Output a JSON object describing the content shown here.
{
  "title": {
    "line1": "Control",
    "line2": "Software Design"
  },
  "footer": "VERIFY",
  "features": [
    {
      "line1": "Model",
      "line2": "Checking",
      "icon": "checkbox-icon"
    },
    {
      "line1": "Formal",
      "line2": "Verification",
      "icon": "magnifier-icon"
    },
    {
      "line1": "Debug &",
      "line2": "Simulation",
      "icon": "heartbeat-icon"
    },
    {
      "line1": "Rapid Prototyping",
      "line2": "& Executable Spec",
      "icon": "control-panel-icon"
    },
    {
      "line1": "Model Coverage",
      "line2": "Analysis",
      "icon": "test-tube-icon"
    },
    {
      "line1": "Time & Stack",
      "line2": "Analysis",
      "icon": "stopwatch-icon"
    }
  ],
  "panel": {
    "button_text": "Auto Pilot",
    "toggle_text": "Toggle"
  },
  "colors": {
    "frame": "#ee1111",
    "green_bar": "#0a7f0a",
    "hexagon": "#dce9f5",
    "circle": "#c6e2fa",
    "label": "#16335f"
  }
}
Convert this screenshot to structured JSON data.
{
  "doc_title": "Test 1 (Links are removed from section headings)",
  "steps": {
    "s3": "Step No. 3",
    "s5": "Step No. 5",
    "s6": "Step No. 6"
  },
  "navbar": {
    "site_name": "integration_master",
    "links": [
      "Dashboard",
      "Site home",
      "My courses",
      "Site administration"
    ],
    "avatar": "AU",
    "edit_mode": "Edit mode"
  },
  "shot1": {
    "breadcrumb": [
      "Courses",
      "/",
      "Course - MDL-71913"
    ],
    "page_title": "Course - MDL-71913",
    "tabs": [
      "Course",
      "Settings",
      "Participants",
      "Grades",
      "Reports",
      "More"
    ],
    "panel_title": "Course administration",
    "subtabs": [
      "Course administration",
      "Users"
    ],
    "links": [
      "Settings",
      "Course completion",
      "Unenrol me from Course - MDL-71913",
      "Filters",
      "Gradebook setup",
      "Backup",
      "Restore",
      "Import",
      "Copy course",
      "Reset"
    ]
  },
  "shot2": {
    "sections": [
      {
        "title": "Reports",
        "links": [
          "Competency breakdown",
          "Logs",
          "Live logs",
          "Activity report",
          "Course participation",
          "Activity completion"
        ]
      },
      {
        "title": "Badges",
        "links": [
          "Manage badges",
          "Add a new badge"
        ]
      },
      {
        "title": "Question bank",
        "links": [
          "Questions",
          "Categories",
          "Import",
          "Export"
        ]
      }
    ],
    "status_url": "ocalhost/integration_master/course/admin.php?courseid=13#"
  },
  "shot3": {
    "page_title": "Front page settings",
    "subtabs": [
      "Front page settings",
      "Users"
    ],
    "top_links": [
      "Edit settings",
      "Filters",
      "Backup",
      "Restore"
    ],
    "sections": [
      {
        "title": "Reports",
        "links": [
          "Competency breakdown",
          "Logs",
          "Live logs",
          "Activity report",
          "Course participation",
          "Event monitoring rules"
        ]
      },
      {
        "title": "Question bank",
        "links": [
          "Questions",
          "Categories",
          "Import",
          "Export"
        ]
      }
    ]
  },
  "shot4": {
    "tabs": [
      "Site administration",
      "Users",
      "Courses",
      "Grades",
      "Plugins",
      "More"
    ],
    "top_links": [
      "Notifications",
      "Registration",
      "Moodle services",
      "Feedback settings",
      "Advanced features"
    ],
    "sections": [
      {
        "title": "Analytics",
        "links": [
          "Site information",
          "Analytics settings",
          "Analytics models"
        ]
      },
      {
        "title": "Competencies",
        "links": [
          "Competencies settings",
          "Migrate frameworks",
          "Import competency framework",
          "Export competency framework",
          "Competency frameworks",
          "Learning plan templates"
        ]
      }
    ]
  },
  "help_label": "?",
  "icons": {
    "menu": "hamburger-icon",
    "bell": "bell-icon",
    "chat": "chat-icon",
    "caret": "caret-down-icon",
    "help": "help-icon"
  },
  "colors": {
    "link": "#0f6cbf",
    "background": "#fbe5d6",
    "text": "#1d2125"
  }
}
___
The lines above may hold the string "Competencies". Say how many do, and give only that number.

2